New York City-based alto saxophonist Peter DiCarlo
makes a lot of winning moves on his debut album, Onward
, and a couple that seem more puzzling than perceptive. More about them later. First, it should be noted that DiCarlo is a virtuosic player with a burnished sound and enough improvisational ammunition in his arsenal to guide him safely through any encounter, no matter how unforeseen or perilous. He is also a splendid writer whose five original compositions here serve to enhance the album's allure. Among the best of them are the fiery title track and the even more heated "Hint of Mint," dedicated to the Adderley brothers and featuring DiCarlo sitting in for the peerless Cannonball, trumpeter Scott Wendholt
for Cannon's talented and often undervalued younger brother, Nat.
DiCarlo also wrote the waltz-like "Feast in the Fuar," the light-hearted blues "Stepping Off" and the rhythmically persuasive "Imposter," modeled on the harmony and style of Joe Henderson
's "Recorda Me." Completing the session are drummer Chris Parker
's warm-hearted ballad, "Arrival," the Mack Gordon/Harry Warren standard "There Will Never Be Another You," and (first puzzler) the run-of-the-mill pop hit, "Feel Like Makin' Love." DiCarlo leads a trio on only one number, "Stepping Off" (nice brush work by Parker, solid bass support from Tom DiCarlo
). On the others, he is abetted by a superb team of collaborators including Wendholt, tenor Rich Perry
, percussionist Keisel Jiminez Leyva and (second puzzler) baritone saxophonist Claire Daly
Besides mirroring Nat Adderley

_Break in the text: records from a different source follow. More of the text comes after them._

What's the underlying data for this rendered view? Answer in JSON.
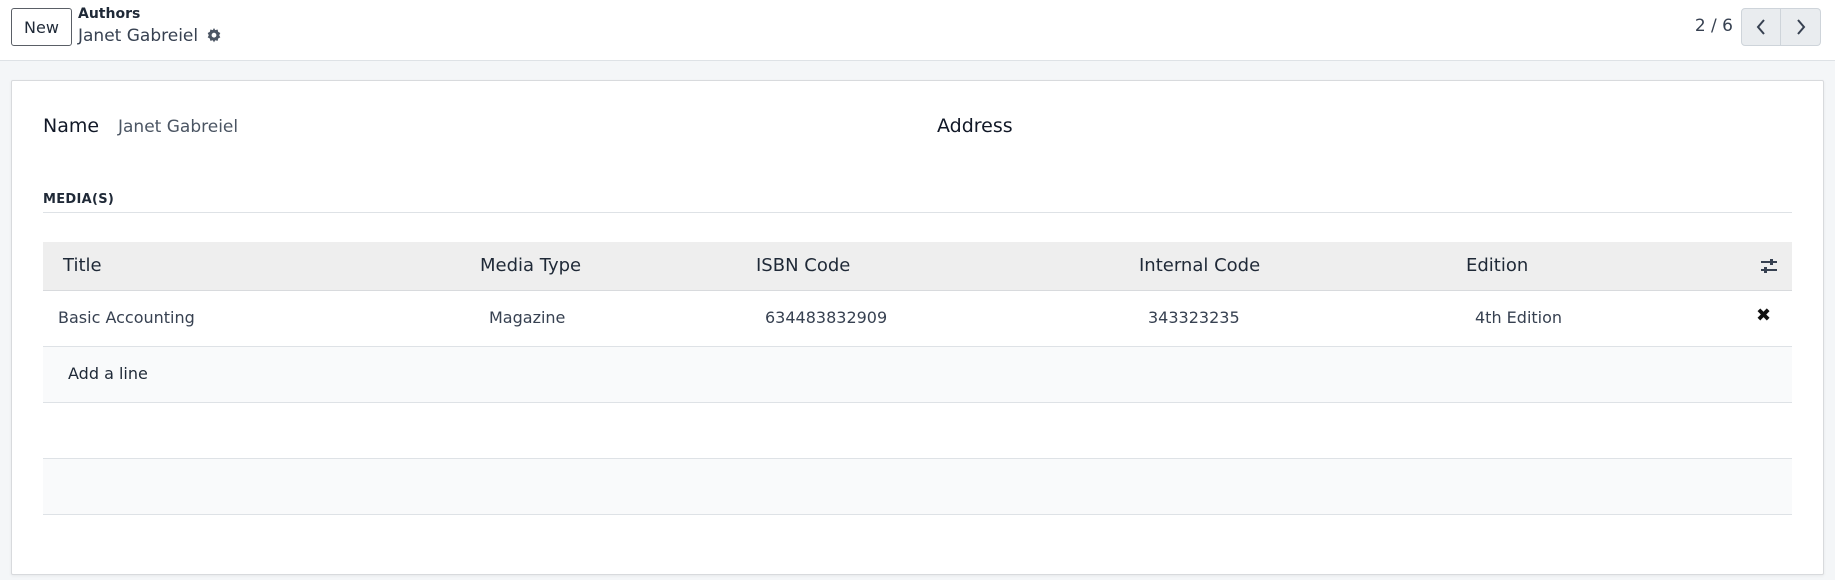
{
  "toolbar": {
    "new_label": "New",
    "breadcrumb_parent": "Authors",
    "breadcrumb_current": "Janet Gabreiel",
    "pager": "2 / 6"
  },
  "form": {
    "name_label": "Name",
    "name_value": "Janet Gabreiel",
    "address_label": "Address",
    "section_title": "MEDIA(S)"
  },
  "table": {
    "headers": [
      "Title",
      "Media Type",
      "ISBN Code",
      "Internal Code",
      "Edition"
    ],
    "rows": [
      {
        "title": "Basic Accounting",
        "media_type": "Magazine",
        "isbn": "634483832909",
        "internal_code": "343323235",
        "edition": "4th Edition"
      }
    ],
    "add_line_label": "Add a line",
    "delete_glyph": "✖"
  },
  "icons": {
    "settings": "gear-icon",
    "prev": "chevron-left-icon",
    "next": "chevron-right-icon",
    "optional_columns": "sliders-icon"
  }
}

, Wendholt is heard on the title track, "Feast in the Fuar" and "Makin' Love," Perry on "The Imposter," "Arrival," "Makin' Love" and "Onward." Leyva's deft percussion enlivens "Feast," "The Imposter," "Arrival" and "Another You," the second track on which DiCarlo's is the only horn (and another highlight, thanks to astute solos by DiCarlo and pianist Jim Ridl
and stalwart percussion from Leyva). Time now to address those puzzlers, one of which concerns Daly. The question is, why would anyone invite one of the world's foremost baritone saxophonists on board and assign her no solo space? As Yul Brynner said in The King and I
, "'tis a puzzlement." No less so is the inclusion, after nearly forty-eight minutes of high-quality jazz, of "Feel Like Makin' Love." Perhaps DiCarlo simply likes the sound of Jerson Trinidad
's voice (well-suited to the tune's blandness) or owed a favor to arranger Erdogan Turani. Whatever the case, seasoned jazz enthusiasts may "feel like tunin' out" after a few bars of that one. Setting aside those enigmatic missteps, an impressive coming-out party by an articulate and talented saxophonist and friends.
Onward; Feast in the Fuar; Stepping Off; The Imposter; Arrival; Hint of Mint; There Will
Never Be Another You; Feel Like Makin’ Love.